→ Work item: Copy, from the data below, each line that has the word "JSON".

→ Exercise input:
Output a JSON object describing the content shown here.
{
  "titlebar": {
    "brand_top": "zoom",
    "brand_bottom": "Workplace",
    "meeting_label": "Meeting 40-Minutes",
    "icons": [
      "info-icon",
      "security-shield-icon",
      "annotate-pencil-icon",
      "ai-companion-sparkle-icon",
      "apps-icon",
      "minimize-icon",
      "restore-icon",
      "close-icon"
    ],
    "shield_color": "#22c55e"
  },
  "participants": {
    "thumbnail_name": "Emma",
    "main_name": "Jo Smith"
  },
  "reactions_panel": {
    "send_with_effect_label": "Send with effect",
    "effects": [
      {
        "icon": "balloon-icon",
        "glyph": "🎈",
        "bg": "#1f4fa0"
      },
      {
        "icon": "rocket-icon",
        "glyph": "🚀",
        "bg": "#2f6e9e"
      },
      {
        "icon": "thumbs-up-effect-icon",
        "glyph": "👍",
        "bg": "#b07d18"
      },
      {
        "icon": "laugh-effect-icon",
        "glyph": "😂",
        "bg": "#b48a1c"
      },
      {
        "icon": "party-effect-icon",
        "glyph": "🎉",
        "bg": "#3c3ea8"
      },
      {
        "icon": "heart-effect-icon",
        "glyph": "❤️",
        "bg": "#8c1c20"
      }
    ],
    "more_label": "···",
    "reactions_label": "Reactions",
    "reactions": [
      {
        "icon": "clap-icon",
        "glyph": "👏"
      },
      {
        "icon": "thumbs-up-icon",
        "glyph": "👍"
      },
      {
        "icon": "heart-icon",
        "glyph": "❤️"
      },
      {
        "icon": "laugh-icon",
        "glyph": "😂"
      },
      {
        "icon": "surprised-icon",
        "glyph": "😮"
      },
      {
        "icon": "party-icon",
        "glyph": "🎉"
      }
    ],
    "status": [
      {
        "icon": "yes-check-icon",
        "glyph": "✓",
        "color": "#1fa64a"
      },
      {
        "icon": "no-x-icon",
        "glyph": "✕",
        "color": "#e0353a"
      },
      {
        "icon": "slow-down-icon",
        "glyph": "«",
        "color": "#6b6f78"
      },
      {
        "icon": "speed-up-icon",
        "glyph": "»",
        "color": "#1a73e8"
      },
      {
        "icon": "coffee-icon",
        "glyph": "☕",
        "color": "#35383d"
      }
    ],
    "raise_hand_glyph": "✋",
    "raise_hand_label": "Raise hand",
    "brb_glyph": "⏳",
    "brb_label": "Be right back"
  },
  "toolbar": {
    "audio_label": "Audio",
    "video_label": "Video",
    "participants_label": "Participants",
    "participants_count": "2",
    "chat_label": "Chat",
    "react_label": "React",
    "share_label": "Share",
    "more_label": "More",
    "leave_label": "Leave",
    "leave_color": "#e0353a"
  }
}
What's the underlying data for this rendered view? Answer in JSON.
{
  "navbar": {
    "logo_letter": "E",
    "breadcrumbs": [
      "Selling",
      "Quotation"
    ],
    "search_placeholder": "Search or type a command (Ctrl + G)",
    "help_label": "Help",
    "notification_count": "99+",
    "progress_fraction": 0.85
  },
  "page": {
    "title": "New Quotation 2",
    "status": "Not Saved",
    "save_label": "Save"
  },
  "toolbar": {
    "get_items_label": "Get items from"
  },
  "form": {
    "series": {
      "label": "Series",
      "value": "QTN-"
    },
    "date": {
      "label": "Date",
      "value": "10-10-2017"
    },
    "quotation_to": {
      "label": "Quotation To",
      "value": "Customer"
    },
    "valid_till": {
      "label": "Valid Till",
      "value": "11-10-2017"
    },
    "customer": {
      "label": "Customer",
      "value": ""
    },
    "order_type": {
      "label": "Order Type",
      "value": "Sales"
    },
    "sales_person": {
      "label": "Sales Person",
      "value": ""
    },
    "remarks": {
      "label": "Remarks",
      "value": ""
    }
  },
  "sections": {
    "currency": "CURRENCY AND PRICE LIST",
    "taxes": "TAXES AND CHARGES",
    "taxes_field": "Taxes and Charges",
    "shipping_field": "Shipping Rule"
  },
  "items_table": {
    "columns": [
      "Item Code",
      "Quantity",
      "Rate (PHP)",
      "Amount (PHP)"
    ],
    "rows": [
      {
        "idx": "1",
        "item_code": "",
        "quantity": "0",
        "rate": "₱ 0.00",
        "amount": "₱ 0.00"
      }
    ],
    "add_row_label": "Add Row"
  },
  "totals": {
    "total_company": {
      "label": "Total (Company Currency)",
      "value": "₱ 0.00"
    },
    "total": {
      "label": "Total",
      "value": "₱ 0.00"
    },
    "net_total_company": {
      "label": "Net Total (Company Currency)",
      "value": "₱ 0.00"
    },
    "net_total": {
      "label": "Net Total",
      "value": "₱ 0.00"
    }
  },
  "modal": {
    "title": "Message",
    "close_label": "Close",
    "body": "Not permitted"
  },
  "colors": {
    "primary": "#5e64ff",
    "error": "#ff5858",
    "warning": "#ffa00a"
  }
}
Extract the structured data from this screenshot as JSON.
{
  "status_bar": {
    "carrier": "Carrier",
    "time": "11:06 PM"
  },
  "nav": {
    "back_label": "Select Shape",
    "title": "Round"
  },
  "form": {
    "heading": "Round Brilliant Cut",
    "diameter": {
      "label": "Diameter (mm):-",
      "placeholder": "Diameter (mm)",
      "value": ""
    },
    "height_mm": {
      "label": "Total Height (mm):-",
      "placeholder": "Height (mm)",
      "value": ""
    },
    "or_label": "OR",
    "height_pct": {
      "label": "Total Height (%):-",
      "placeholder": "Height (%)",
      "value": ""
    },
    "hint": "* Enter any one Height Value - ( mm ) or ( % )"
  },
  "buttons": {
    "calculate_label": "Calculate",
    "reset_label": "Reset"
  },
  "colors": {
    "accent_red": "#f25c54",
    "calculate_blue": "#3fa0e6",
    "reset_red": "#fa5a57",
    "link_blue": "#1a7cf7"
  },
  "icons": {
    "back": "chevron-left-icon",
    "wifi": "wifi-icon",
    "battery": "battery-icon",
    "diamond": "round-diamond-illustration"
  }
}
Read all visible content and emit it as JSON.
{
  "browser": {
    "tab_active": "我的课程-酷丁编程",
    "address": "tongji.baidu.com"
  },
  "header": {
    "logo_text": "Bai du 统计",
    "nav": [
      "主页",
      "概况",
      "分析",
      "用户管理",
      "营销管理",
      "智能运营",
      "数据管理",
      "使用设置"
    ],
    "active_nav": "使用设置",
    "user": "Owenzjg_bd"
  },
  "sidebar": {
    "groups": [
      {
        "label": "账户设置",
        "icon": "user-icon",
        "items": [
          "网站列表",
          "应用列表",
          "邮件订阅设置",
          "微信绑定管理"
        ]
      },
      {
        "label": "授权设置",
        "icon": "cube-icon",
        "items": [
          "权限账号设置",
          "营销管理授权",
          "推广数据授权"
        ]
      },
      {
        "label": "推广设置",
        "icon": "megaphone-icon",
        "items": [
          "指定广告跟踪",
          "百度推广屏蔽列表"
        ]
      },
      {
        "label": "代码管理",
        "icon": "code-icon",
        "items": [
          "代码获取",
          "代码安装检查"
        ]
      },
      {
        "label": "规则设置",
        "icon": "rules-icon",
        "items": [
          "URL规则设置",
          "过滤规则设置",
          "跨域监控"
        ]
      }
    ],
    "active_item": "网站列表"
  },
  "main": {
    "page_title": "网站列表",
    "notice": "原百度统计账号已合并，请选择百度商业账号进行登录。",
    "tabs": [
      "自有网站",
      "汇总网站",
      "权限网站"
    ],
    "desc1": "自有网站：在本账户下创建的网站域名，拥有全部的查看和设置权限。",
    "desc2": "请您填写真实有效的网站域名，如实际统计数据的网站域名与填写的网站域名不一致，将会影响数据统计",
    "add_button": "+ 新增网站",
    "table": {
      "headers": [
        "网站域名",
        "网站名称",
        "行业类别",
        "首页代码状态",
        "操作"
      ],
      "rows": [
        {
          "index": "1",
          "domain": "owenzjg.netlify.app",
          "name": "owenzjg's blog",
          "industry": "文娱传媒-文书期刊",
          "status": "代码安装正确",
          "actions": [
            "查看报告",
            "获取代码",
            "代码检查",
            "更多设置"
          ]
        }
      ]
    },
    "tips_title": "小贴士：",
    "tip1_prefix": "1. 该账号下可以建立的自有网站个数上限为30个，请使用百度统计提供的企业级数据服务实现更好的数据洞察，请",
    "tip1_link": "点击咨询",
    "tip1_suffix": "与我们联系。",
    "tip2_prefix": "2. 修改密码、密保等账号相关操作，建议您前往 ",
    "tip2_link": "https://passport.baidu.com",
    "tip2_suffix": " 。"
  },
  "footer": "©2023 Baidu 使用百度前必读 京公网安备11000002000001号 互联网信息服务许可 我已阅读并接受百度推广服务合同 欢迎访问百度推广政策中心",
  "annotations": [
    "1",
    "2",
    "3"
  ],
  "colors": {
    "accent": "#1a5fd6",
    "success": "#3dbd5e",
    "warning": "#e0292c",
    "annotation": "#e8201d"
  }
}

→ Output of the exercise:
Output a JSON object describing the content shown here.
What's the underlying data for this rendered view? Answer in JSON.
Extract the structured data from this screenshot as JSON.
Read all visible content and emit it as JSON.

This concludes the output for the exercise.